■ **Problem to solve**: Word for word, repeat each line of the listing below.

■ **Dataset extract**:

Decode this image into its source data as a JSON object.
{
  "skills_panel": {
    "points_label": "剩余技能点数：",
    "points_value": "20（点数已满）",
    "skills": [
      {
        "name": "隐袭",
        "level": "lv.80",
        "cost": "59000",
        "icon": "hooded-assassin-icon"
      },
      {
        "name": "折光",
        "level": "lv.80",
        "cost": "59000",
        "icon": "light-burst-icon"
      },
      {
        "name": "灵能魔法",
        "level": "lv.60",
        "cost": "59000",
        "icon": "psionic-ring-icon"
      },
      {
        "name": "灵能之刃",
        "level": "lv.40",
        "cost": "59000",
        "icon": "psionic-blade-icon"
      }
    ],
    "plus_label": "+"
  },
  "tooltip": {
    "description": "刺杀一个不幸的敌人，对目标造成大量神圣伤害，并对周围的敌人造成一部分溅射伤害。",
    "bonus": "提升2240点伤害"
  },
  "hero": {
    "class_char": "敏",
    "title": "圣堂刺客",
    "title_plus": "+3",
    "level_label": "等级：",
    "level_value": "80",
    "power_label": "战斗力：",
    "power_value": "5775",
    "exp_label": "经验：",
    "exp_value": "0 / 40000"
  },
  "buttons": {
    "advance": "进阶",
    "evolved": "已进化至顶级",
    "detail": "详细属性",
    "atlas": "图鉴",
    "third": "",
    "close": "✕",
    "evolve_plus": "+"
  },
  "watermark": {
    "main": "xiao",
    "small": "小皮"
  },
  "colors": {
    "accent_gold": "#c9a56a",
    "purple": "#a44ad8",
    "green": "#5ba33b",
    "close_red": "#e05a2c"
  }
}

■ **Solution**:
Decode this image into its source data as a JSON object.
{
  "skills_panel": {
    "points_label": "剩余技能点数：",
    "points_value": "20（点数已满）",
    "skills": [
      {
        "name": "隐袭",
        "level": "lv.80",
        "cost": "59000",
        "icon": "hooded-assassin-icon"
      },
      {
        "name": "折光",
        "level": "lv.80",
        "cost": "59000",
        "icon": "light-burst-icon"
      },
      {
        "name": "灵能魔法",
        "level": "lv.60",
        "cost": "59000",
        "icon": "psionic-ring-icon"
      },
      {
        "name": "灵能之刃",
        "level": "lv.40",
        "cost": "59000",
        "icon": "psionic-blade-icon"
      }
    ],
    "plus_label": "+"
  },
  "tooltip": {
    "description": "刺杀一个不幸的敌人，对目标造成大量神圣伤害，并对周围的敌人造成一部分溅射伤害。",
    "bonus": "提升2240点伤害"
  },
  "hero": {
    "class_char": "敏",
    "title": "圣堂刺客",
    "title_plus": "+3",
    "level_label": "等级：",
    "level_value": "80",
    "power_label": "战斗力：",
    "power_value": "5775",
    "exp_label": "经验：",
    "exp_value": "0 / 40000"
  },
  "buttons": {
    "advance": "进阶",
    "evolved": "已进化至顶级",
    "detail": "详细属性",
    "atlas": "图鉴",
    "third": "",
    "close": "✕",
    "evolve_plus": "+"
  },
  "watermark": {
    "main": "xiao",
    "small": "小皮"
  },
  "colors": {
    "accent_gold": "#c9a56a",
    "purple": "#a44ad8",
    "green": "#5ba33b",
    "close_red": "#e05a2c"
  }
}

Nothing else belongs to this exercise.